(Collected data)
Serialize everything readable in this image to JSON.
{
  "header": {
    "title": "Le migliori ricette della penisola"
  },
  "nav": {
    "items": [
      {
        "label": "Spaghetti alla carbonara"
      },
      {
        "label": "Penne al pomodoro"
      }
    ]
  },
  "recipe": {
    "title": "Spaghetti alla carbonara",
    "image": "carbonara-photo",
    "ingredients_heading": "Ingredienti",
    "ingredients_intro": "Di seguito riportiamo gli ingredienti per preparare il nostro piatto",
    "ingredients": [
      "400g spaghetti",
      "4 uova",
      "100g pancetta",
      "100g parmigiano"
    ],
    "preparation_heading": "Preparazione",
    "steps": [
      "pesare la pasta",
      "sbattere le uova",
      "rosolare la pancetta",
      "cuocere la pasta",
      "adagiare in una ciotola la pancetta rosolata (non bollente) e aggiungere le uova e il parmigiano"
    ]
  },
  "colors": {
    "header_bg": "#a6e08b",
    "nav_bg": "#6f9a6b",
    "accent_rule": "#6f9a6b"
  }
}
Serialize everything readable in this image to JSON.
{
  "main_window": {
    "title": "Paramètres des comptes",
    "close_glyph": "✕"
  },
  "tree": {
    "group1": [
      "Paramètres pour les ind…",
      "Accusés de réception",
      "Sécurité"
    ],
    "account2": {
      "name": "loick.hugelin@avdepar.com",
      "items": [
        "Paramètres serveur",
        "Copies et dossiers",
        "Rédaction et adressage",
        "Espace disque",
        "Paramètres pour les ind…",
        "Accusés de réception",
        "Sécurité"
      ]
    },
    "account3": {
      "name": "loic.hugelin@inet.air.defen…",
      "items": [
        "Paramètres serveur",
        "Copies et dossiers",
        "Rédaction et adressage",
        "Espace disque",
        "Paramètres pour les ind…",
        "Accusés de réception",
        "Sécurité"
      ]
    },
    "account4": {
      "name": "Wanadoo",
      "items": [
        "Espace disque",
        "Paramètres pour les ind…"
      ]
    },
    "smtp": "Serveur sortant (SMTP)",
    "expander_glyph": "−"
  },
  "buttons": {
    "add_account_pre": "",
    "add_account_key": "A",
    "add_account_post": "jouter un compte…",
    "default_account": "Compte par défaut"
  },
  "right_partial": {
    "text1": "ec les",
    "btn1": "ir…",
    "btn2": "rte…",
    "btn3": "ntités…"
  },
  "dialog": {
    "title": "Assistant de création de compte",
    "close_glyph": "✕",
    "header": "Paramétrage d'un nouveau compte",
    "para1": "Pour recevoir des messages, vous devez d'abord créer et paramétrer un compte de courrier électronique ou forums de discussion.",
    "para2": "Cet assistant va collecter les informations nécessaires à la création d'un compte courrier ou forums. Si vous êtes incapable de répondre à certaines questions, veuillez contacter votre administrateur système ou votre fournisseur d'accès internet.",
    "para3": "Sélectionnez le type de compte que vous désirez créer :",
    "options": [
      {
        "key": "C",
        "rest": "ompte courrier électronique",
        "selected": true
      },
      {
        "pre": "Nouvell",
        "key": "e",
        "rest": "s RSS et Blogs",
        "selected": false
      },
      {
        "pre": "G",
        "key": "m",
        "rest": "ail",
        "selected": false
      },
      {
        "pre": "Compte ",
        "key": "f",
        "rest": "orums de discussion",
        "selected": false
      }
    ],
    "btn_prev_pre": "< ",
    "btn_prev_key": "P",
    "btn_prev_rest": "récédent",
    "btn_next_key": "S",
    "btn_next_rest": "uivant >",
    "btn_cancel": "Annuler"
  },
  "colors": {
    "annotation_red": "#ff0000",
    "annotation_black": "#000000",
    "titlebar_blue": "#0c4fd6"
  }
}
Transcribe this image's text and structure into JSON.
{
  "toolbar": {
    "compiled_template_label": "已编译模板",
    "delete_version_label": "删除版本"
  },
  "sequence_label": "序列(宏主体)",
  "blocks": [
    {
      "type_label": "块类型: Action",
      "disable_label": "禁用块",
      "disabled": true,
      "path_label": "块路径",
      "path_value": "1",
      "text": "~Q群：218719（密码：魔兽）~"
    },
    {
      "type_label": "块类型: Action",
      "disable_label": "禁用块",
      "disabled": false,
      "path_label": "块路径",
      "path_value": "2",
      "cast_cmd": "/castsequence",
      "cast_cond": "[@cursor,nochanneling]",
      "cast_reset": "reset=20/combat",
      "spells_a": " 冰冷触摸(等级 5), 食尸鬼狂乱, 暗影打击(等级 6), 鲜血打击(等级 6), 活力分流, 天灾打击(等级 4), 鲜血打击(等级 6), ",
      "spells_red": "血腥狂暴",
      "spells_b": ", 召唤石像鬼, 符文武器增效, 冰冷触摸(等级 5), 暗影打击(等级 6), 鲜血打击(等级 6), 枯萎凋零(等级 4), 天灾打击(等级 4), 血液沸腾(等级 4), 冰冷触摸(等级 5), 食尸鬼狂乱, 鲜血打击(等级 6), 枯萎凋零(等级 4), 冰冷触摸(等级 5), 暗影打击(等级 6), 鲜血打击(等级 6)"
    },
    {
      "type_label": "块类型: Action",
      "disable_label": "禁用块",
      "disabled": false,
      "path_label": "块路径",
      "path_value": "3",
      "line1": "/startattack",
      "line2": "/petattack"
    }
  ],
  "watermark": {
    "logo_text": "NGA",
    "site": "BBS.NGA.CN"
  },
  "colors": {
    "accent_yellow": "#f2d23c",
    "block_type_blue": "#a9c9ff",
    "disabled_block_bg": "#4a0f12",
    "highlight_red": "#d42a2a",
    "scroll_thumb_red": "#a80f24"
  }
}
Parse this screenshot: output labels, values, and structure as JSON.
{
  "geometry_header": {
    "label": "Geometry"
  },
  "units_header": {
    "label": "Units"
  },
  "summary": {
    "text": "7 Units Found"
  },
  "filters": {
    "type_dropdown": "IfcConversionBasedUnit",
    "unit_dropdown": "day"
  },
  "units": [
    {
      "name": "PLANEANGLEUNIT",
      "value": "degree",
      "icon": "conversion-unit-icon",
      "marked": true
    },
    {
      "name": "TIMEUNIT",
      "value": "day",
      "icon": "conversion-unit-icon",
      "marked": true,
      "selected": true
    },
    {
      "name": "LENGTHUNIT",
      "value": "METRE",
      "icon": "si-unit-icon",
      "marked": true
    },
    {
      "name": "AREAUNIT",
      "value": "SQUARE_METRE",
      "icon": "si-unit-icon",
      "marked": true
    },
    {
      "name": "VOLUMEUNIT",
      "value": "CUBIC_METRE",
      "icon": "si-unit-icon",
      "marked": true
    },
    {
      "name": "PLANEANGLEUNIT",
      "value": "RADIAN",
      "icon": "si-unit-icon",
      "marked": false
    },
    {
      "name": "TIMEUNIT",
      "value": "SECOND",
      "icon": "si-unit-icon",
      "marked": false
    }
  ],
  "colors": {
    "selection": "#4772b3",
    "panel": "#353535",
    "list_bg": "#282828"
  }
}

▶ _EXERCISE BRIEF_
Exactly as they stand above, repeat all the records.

▶ _ANSWER BOX_
Serialize everything readable in this image to JSON.
{
  "header": {
    "title": "Le migliori ricette della penisola"
  },
  "nav": {
    "items": [
      {
        "label": "Spaghetti alla carbonara"
      },
      {
        "label": "Penne al pomodoro"
      }
    ]
  },
  "recipe": {
    "title": "Spaghetti alla carbonara",
    "image": "carbonara-photo",
    "ingredients_heading": "Ingredienti",
    "ingredients_intro": "Di seguito riportiamo gli ingredienti per preparare il nostro piatto",
    "ingredients": [
      "400g spaghetti",
      "4 uova",
      "100g pancetta",
      "100g parmigiano"
    ],
    "preparation_heading": "Preparazione",
    "steps": [
      "pesare la pasta",
      "sbattere le uova",
      "rosolare la pancetta",
      "cuocere la pasta",
      "adagiare in una ciotola la pancetta rosolata (non bollente) e aggiungere le uova e il parmigiano"
    ]
  },
  "colors": {
    "header_bg": "#a6e08b",
    "nav_bg": "#6f9a6b",
    "accent_rule": "#6f9a6b"
  }
}
Serialize everything readable in this image to JSON.
{
  "main_window": {
    "title": "Paramètres des comptes",
    "close_glyph": "✕"
  },
  "tree": {
    "group1": [
      "Paramètres pour les ind…",
      "Accusés de réception",
      "Sécurité"
    ],
    "account2": {
      "name": "loick.hugelin@avdepar.com",
      "items": [
        "Paramètres serveur",
        "Copies et dossiers",
        "Rédaction et adressage",
        "Espace disque",
        "Paramètres pour les ind…",
        "Accusés de réception",
        "Sécurité"
      ]
    },
    "account3": {
      "name": "loic.hugelin@inet.air.defen…",
      "items": [
        "Paramètres serveur",
        "Copies et dossiers",
        "Rédaction et adressage",
        "Espace disque",
        "Paramètres pour les ind…",
        "Accusés de réception",
        "Sécurité"
      ]
    },
    "account4": {
      "name": "Wanadoo",
      "items": [
        "Espace disque",
        "Paramètres pour les ind…"
      ]
    },
    "smtp": "Serveur sortant (SMTP)",
    "expander_glyph": "−"
  },
  "buttons": {
    "add_account_pre": "",
    "add_account_key": "A",
    "add_account_post": "jouter un compte…",
    "default_account": "Compte par défaut"
  },
  "right_partial": {
    "text1": "ec les",
    "btn1": "ir…",
    "btn2": "rte…",
    "btn3": "ntités…"
  },
  "dialog": {
    "title": "Assistant de création de compte",
    "close_glyph": "✕",
    "header": "Paramétrage d'un nouveau compte",
    "para1": "Pour recevoir des messages, vous devez d'abord créer et paramétrer un compte de courrier électronique ou forums de discussion.",
    "para2": "Cet assistant va collecter les informations nécessaires à la création d'un compte courrier ou forums. Si vous êtes incapable de répondre à certaines questions, veuillez contacter votre administrateur système ou votre fournisseur d'accès internet.",
    "para3": "Sélectionnez le type de compte que vous désirez créer :",
    "options": [
      {
        "key": "C",
        "rest": "ompte courrier électronique",
        "selected": true
      },
      {
        "pre": "Nouvell",
        "key": "e",
        "rest": "s RSS et Blogs",
        "selected": false
      },
      {
        "pre": "G",
        "key": "m",
        "rest": "ail",
        "selected": false
      },
      {
        "pre": "Compte ",
        "key": "f",
        "rest": "orums de discussion",
        "selected": false
      }
    ],
    "btn_prev_pre": "< ",
    "btn_prev_key": "P",
    "btn_prev_rest": "récédent",
    "btn_next_key": "S",
    "btn_next_rest": "uivant >",
    "btn_cancel": "Annuler"
  },
  "colors": {
    "annotation_red": "#ff0000",
    "annotation_black": "#000000",
    "titlebar_blue": "#0c4fd6"
  }
}
Transcribe this image's text and structure into JSON.
{
  "toolbar": {
    "compiled_template_label": "已编译模板",
    "delete_version_label": "删除版本"
  },
  "sequence_label": "序列(宏主体)",
  "blocks": [
    {
      "type_label": "块类型: Action",
      "disable_label": "禁用块",
      "disabled": true,
      "path_label": "块路径",
      "path_value": "1",
      "text": "~Q群：218719（密码：魔兽）~"
    },
    {
      "type_label": "块类型: Action",
      "disable_label": "禁用块",
      "disabled": false,
      "path_label": "块路径",
      "path_value": "2",
      "cast_cmd": "/castsequence",
      "cast_cond": "[@cursor,nochanneling]",
      "cast_reset": "reset=20/combat",
      "spells_a": " 冰冷触摸(等级 5), 食尸鬼狂乱, 暗影打击(等级 6), 鲜血打击(等级 6), 活力分流, 天灾打击(等级 4), 鲜血打击(等级 6), ",
      "spells_red": "血腥狂暴",
      "spells_b": ", 召唤石像鬼, 符文武器增效, 冰冷触摸(等级 5), 暗影打击(等级 6), 鲜血打击(等级 6), 枯萎凋零(等级 4), 天灾打击(等级 4), 血液沸腾(等级 4), 冰冷触摸(等级 5), 食尸鬼狂乱, 鲜血打击(等级 6), 枯萎凋零(等级 4), 冰冷触摸(等级 5), 暗影打击(等级 6), 鲜血打击(等级 6)"
    },
    {
      "type_label": "块类型: Action",
      "disable_label": "禁用块",
      "disabled": false,
      "path_label": "块路径",
      "path_value": "3",
      "line1": "/startattack",
      "line2": "/petattack"
    }
  ],
  "watermark": {
    "logo_text": "NGA",
    "site": "BBS.NGA.CN"
  },
  "colors": {
    "accent_yellow": "#f2d23c",
    "block_type_blue": "#a9c9ff",
    "disabled_block_bg": "#4a0f12",
    "highlight_red": "#d42a2a",
    "scroll_thumb_red": "#a80f24"
  }
}
Parse this screenshot: output labels, values, and structure as JSON.
{
  "geometry_header": {
    "label": "Geometry"
  },
  "units_header": {
    "label": "Units"
  },
  "summary": {
    "text": "7 Units Found"
  },
  "filters": {
    "type_dropdown": "IfcConversionBasedUnit",
    "unit_dropdown": "day"
  },
  "units": [
    {
      "name": "PLANEANGLEUNIT",
      "value": "degree",
      "icon": "conversion-unit-icon",
      "marked": true
    },
    {
      "name": "TIMEUNIT",
      "value": "day",
      "icon": "conversion-unit-icon",
      "marked": true,
      "selected": true
    },
    {
      "name": "LENGTHUNIT",
      "value": "METRE",
      "icon": "si-unit-icon",
      "marked": true
    },
    {
      "name": "AREAUNIT",
      "value": "SQUARE_METRE",
      "icon": "si-unit-icon",
      "marked": true
    },
    {
      "name": "VOLUMEUNIT",
      "value": "CUBIC_METRE",
      "icon": "si-unit-icon",
      "marked": true
    },
    {
      "name": "PLANEANGLEUNIT",
      "value": "RADIAN",
      "icon": "si-unit-icon",
      "marked": false
    },
    {
      "name": "TIMEUNIT",
      "value": "SECOND",
      "icon": "si-unit-icon",
      "marked": false
    }
  ],
  "colors": {
    "selection": "#4772b3",
    "panel": "#353535",
    "list_bg": "#282828"
  }
}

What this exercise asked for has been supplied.